Myanmar comedian and activist visits Penh

111223_03b
Zarganar was in Phnom Penh this week for a screening and Q+A .

The Myanmar comedian and former political prisoner Zarganar started his three-day trip to Cambodia in the capital’s Meta House on Wednesday, meeting local and international filmmakers to learn more about documentary film production.

According to Nicolaus Mesterharm, German filmmaker and founder of the Meta House, “It’s a research trip.”

“Zarganar is thinking of producing a film with young Burmese film makers and as Meta House is running a film school he wanted to visit us and learn about our programmes and how we actually manage these kinds of film projects.”

On December 31, Zarganar plans to start a five day ‘Freedom Film Festival’ in Yangon, giving local and foreign filmmakers the chance to screen their work.

Last night, Zarganar presented a selection of short films from other Myanmar filmmakers at Meta House, and participated in a Q and A session.

The famous comedian is a fierce critic of the Myanmar government. “I think that art and politics should be mixed and combined. I’d like to push that trend,” he said.

He has recently been granted his first ever passport, thus enabling him to go abroad for the first time in his life. “I’d like to share my experience with all of my friends back in Myanmar,” Zarganar said.

Having studied dentistry, he said he prefers being a comedian. “As a dentist I can open one mouth.
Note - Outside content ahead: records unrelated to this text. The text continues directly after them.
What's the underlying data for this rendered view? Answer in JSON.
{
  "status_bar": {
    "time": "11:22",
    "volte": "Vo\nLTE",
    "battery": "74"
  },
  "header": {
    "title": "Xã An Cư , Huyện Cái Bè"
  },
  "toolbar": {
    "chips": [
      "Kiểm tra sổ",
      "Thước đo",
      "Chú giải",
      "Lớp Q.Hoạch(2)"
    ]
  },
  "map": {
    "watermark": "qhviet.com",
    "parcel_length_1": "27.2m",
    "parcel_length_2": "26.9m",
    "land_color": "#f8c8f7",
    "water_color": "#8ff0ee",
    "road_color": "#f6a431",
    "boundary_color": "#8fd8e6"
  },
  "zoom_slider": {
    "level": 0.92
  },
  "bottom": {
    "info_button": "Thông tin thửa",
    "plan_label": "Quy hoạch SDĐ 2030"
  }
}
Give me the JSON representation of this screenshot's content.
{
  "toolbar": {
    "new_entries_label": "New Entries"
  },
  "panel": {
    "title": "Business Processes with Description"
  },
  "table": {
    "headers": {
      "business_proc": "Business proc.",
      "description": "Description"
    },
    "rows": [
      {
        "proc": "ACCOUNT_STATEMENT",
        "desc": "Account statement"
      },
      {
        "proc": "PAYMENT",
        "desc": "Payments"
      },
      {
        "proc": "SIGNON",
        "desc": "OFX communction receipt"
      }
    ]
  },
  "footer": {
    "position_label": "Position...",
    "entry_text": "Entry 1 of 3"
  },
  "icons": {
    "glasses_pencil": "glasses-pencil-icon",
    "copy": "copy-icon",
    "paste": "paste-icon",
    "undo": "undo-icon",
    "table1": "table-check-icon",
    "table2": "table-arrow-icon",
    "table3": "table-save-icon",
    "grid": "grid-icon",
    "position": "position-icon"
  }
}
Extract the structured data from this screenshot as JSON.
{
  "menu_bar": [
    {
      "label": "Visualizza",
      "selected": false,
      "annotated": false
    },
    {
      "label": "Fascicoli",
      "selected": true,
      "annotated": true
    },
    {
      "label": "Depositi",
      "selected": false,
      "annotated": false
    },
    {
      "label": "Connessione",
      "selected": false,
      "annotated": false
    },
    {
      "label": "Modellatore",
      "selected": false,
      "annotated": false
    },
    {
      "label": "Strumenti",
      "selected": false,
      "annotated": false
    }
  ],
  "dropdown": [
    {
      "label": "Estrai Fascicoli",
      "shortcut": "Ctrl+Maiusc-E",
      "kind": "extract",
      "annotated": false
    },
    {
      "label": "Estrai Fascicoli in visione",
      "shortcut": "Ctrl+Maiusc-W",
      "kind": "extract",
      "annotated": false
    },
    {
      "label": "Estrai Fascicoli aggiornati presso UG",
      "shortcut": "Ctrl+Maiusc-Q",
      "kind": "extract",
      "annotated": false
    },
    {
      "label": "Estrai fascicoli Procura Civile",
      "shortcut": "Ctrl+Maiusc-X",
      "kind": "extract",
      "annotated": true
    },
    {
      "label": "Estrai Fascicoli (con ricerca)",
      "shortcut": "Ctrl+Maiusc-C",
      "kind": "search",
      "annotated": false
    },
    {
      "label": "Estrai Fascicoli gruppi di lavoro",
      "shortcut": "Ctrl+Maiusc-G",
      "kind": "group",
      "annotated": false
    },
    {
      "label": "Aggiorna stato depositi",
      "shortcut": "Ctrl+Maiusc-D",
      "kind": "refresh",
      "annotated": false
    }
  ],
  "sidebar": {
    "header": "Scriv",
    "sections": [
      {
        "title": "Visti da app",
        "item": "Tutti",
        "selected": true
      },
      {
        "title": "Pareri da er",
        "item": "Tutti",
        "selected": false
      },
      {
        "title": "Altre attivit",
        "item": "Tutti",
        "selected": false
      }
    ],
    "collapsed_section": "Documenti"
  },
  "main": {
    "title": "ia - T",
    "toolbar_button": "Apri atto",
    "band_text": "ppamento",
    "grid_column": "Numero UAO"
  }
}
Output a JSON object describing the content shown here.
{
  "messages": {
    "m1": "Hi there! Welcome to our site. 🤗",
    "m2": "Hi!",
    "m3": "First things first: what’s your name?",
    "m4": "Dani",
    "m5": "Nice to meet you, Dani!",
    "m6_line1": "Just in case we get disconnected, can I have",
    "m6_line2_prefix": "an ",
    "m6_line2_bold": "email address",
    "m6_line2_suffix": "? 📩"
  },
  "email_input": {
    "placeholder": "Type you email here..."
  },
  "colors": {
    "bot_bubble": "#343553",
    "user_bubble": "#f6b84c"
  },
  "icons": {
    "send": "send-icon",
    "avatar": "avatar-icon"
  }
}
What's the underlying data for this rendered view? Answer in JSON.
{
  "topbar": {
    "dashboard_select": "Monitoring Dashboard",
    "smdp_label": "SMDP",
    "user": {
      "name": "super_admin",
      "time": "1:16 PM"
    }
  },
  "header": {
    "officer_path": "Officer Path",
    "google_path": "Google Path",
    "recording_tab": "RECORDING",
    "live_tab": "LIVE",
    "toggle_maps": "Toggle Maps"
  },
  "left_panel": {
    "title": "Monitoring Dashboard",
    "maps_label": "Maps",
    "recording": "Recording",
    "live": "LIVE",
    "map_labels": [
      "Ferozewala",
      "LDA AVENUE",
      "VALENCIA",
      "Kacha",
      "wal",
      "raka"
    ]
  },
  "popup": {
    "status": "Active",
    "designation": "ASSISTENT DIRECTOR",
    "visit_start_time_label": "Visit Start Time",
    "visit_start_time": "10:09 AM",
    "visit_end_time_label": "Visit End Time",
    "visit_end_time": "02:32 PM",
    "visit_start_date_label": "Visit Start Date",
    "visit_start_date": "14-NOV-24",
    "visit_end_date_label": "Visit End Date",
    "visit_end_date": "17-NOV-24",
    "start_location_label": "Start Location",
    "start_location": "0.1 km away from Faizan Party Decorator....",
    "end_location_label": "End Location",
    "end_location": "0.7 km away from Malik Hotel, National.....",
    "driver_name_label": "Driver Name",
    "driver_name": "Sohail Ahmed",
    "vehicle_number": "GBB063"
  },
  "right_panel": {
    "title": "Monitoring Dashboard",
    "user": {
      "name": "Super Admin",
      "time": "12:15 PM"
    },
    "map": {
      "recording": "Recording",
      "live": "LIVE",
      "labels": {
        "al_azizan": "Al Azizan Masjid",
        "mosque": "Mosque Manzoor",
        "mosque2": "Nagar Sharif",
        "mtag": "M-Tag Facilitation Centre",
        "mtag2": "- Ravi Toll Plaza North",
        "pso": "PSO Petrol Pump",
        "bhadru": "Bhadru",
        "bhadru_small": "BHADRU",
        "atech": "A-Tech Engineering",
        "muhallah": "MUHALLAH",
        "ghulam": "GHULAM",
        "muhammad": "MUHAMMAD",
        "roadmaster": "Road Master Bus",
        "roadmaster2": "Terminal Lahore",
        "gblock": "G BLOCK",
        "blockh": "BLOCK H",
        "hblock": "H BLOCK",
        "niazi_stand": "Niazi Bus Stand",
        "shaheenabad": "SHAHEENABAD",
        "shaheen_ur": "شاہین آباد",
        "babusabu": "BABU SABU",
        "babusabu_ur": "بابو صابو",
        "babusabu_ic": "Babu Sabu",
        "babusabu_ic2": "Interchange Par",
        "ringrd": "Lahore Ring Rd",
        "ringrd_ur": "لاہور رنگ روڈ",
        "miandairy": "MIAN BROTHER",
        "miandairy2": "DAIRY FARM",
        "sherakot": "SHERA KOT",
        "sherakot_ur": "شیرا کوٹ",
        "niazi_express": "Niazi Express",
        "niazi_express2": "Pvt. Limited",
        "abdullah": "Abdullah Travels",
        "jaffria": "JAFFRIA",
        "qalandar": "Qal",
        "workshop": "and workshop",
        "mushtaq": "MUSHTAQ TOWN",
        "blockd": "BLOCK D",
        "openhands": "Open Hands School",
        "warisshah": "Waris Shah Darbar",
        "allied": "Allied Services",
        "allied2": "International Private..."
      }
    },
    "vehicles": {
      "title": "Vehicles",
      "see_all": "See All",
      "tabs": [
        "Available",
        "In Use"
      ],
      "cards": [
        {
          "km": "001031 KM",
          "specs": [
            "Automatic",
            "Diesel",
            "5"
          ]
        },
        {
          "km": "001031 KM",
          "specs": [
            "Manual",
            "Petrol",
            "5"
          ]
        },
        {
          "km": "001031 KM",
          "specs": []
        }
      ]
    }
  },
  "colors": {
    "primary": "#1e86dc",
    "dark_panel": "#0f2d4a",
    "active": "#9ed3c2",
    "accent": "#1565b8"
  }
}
As a comedian, I can open many mouths,” he said.

Zarganar is the first Myanmar activist to come to Meta House. “People believe in him, people think he’s an honest fighter for the improvement of Human Rights in Myanmar,” Mesterharm said.

Born as Thura in 1961, Zarganar started working with several theatre, dance and comedy groups in college. After graduating he performed full time as a comedian under the pseudonym Zarganar – “tweezers” in English.

After making political jokes, which ridiculed and criticised the Myanmar regime, Zarganar was imprisoned three times and spent a total of eight years in prison. In 2006 he was banned from performing publicly. His last conviction came in June 2008, following criticism and jokes about the government’s mismanagement after devastating Cyclone Nargis.

Sentenced to 59 years, which was later reduced to 35 years, he was freed during the government’s mass release of prisoners in October 2011.

According to Mesterharm, both foreigners and locals have a strong interest in Myanmar, and Meta House is keen to maintain the contact with Zarganar after his visit.

MOST VIEWED

  • Proof giants walked among us humans?

    For years a debate has waged about whether certain bas relief carvings at the 12th-century To Prohm Temple, one of the most popular attractions at the Angkor Wat Temple Complex in Siem Reap province, depicted dinosaurs or some rather less exotic and more contemporary animal,

  • Japan bank buys major stake in ANZ Royal Bank

    Japan's largest bank acquired more than half of ANZ’s shares in Cambodia on Thursday, according to a statement from Kith Meng’s Royal Group. Japan's JTrust Bank, announced that they had acquired a 55% of stake in ANZ Royal Bank. According to a Royal Group

  • Long way to go before Cambodia gets a ‘smart city’

    Phnom Penh, Siem Reap and Battambang will struggle to attain smart city status without adopting far reaching master plans, according to officials tasked with implementing the program. The brainchild of the Association of Southeast Asian Nations (Asean), the smart city program seeks to link up

  • New US bill ‘is a violation of Cambodian independence’

    After a US congressmen introduced bipartisan legislation that will enact sanctions on Cambodian officials responsible for “undermining democracy” in the Kingdom, government officials and the ruling Cambodian People’s Party on Sunday said they regarded the potential action as the “violation of independence and sovereignty